Again, the providence of God towards you has made you his absolute property ; and on this footing he claims your service. You could no more support yourselves in being, than you could give being to yourselves at first. Who but he has presarved you alive for so many months and years ; preserved you so frail and precarious, surrounded with so many dangers, and exposed to so many wants ? Whose earth have you trod upon ? Whose air have you breathed in? Whose creatures have you fed upon ?

The earth is the Lord's, and the fulness thereof, Ps. xxiv. I. and consequently all the supports and enjoyments, all the necessaries and comforts of life are his. Show me the mercy, if you can, which you created. Mention the moment, if you can, in which you supported your own life, independently of the Almighty. Show me that property of yours, if you can, which is so independent upon you as you are upon him. This moment, if he should withdraw bis supporting hand, you would instantaneously become as entirely nothing as you were ten thousand years ago. If he should now strip you of all that is his, and only leave you what is originally your own, he would leave you nothing at all. The carth, and all its productions, the air, the light, and your very being would be entirely vanished, and your place would be no more known in the creation. O! that you knew, O ! that you felt, o ! that you practically acknowledged, how entirely you are dependent upon God! And dare you call yourselves your own, when you cannot support yourselves in being or in happiness one moment ? O! renounce so haughty a claim, and this day give up yourselves to God as his. A son honoureth his father : and since God is your Father, where is his honour ? The dull ox knows his owner, and the stupid ass knows his master's crib ; and will not you know and acknowledge your divine Benefactor and Preserver ? He has nourished and brought you up as his children, and dare you rebel against him?

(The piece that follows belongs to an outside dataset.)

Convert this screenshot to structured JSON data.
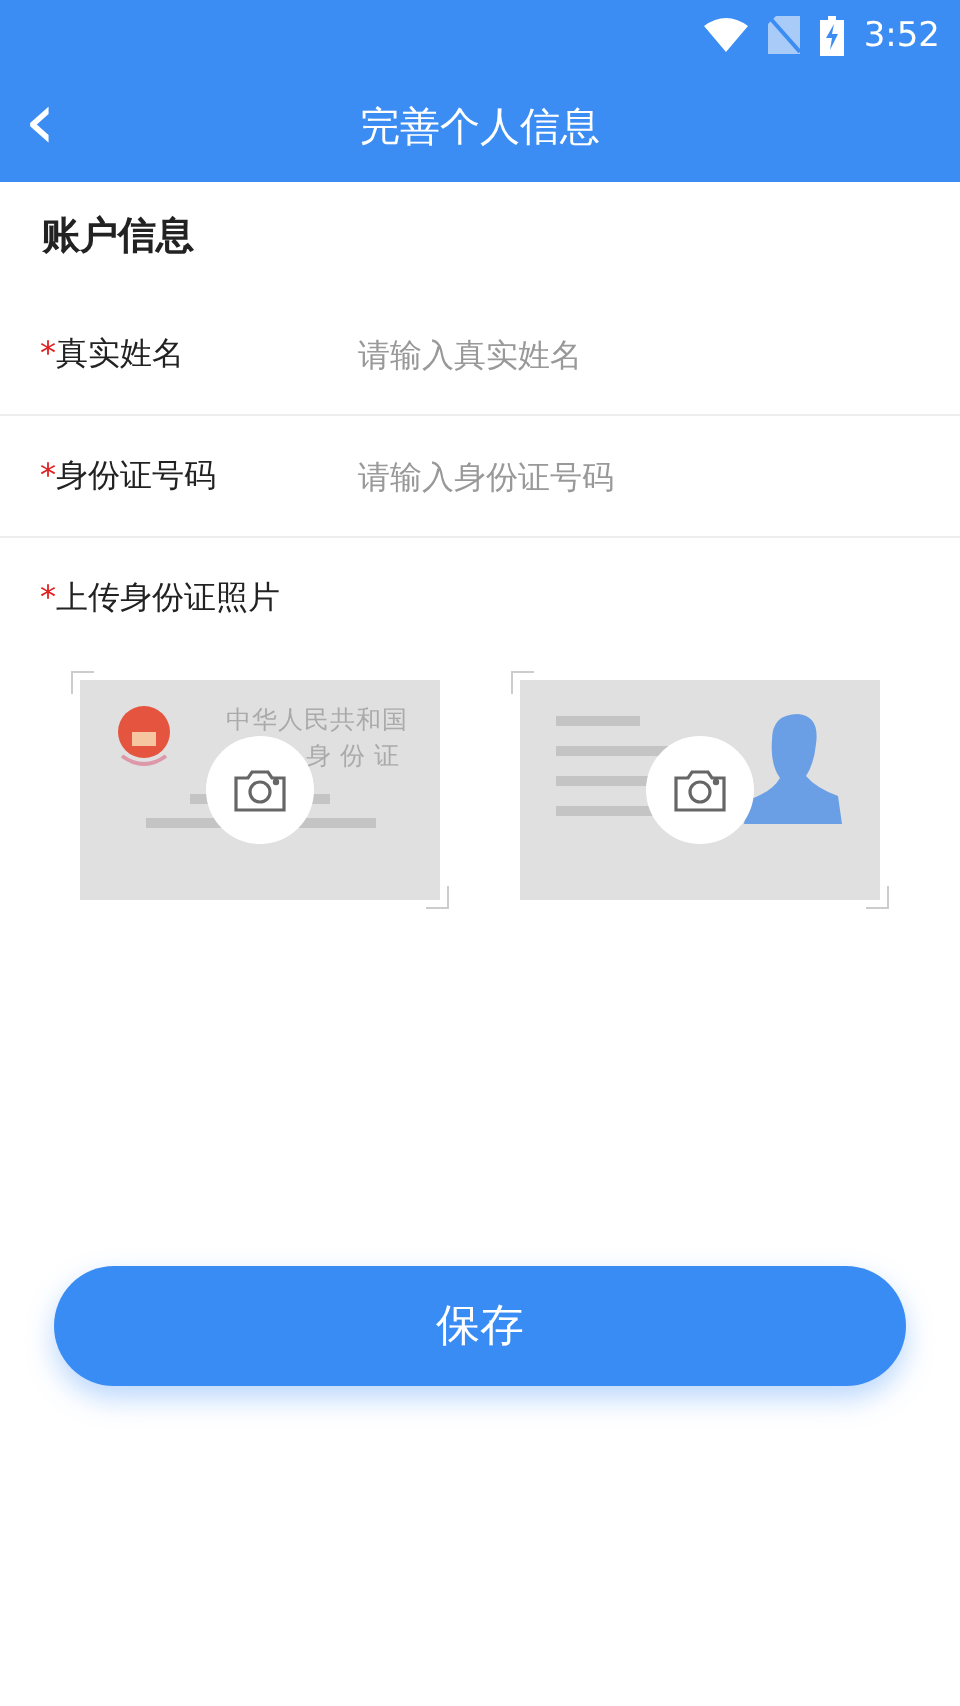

Thus you see the divine right to you may be made good upon the footing of creation and providence. But this is not the foundation of right which the apostle here has in view, or which I would chiefly insist upon. The ground of claim that he has here in view, is that of redemption by Jesus Christ ; ye are not your oson, says he, for ye are bought with a price. This is a ground of claim still more endearing. You are God's, not only because he made you, because he preserved you, but because he hath bought you ; bought you, saith St. Peter, not with corruptible things, as silver and gold, but with the precious blood of Christ, as of a lamb without blemish and without spot. 1 Pet. i. 18, 19. What an expensive purchase is this! a purchase by blood ! not by the blood of bulls and of goats, not by the blood of man, but by the blood of Jesus, which St. Paul does not scruple to call the blood of God himself; the church of God, says he, which he has purchased with his own blood. Acts xx. 28. This was the im. mense ransom ; this is what the apostle calls a price, by way of VOL. II.


« ElőzőTovább »